**PROBLEM**
Please restate each entry that appears below word for word, without its pictures.

*** SOURCE INFORMATION ***

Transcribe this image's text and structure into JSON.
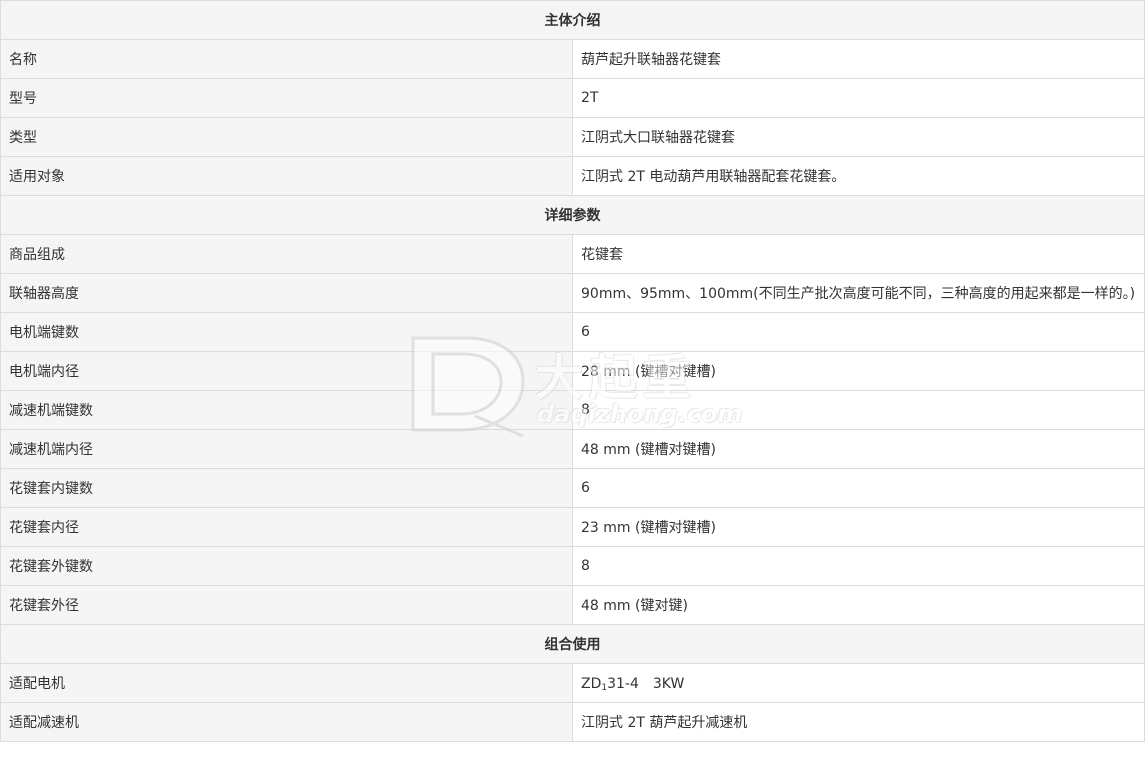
{
  "sections": [
    {
      "title": "主体介绍",
      "rows": [
        {
          "label": "名称",
          "value": "葫芦起升联轴器花键套"
        },
        {
          "label": "型号",
          "value": "2T"
        },
        {
          "label": "类型",
          "value": "江阴式大口联轴器花键套"
        },
        {
          "label": "适用对象",
          "value": "江阴式 2T 电动葫芦用联轴器配套花键套。"
        }
      ]
    },
    {
      "title": "详细参数",
      "rows": [
        {
          "label": "商品组成",
          "value": "花键套"
        },
        {
          "label": "联轴器高度",
          "value": "90mm、95mm、100mm(不同生产批次高度可能不同，三种高度的用起来都是一样的。)"
        },
        {
          "label": "电机端键数",
          "value": "6"
        },
        {
          "label": "电机端内径",
          "value": "28 mm (键槽对键槽)"
        },
        {
          "label": "减速机端键数",
          "value": "8"
        },
        {
          "label": "减速机端内径",
          "value": "48 mm (键槽对键槽)"
        },
        {
          "label": "花键套内键数",
          "value": "6"
        },
        {
          "label": "花键套内径",
          "value": "23 mm (键槽对键槽)"
        },
        {
          "label": "花键套外键数",
          "value": "8"
        },
        {
          "label": "花键套外径",
          "value": "48 mm (键对键)"
        }
      ]
    },
    {
      "title": "组合使用",
      "rows": [
        {
          "label": "适配电机",
          "value_pre": "ZD",
          "value_sub": "1",
          "value_post": "31-4　3KW"
        },
        {
          "label": "适配减速机",
          "value": "江阴式 2T 葫芦起升减速机"
        }
      ]
    }
  ],
  "watermark": {
    "text_cn": "大起重",
    "text_en": "daqizhong.com",
    "logo": "dq-logo-icon"
  }
}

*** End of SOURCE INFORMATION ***

**RESULT OF THE EXERCISE**
Transcribe this image's text and structure into JSON.
{
  "sections": [
    {
      "title": "主体介绍",
      "rows": [
        {
          "label": "名称",
          "value": "葫芦起升联轴器花键套"
        },
        {
          "label": "型号",
          "value": "2T"
        },
        {
          "label": "类型",
          "value": "江阴式大口联轴器花键套"
        },
        {
          "label": "适用对象",
          "value": "江阴式 2T 电动葫芦用联轴器配套花键套。"
        }
      ]
    },
    {
      "title": "详细参数",
      "rows": [
        {
          "label": "商品组成",
          "value": "花键套"
        },
        {
          "label": "联轴器高度",
          "value": "90mm、95mm、100mm(不同生产批次高度可能不同，三种高度的用起来都是一样的。)"
        },
        {
          "label": "电机端键数",
          "value": "6"
        },
        {
          "label": "电机端内径",
          "value": "28 mm (键槽对键槽)"
        },
        {
          "label": "减速机端键数",
          "value": "8"
        },
        {
          "label": "减速机端内径",
          "value": "48 mm (键槽对键槽)"
        },
        {
          "label": "花键套内键数",
          "value": "6"
        },
        {
          "label": "花键套内径",
          "value": "23 mm (键槽对键槽)"
        },
        {
          "label": "花键套外键数",
          "value": "8"
        },
        {
          "label": "花键套外径",
          "value": "48 mm (键对键)"
        }
      ]
    },
    {
      "title": "组合使用",
      "rows": [
        {
          "label": "适配电机",
          "value_pre": "ZD",
          "value_sub": "1",
          "value_post": "31-4　3KW"
        },
        {
          "label": "适配减速机",
          "value": "江阴式 2T 葫芦起升减速机"
        }
      ]
    }
  ],
  "watermark": {
    "text_cn": "大起重",
    "text_en": "daqizhong.com",
    "logo": "dq-logo-icon"
  }
}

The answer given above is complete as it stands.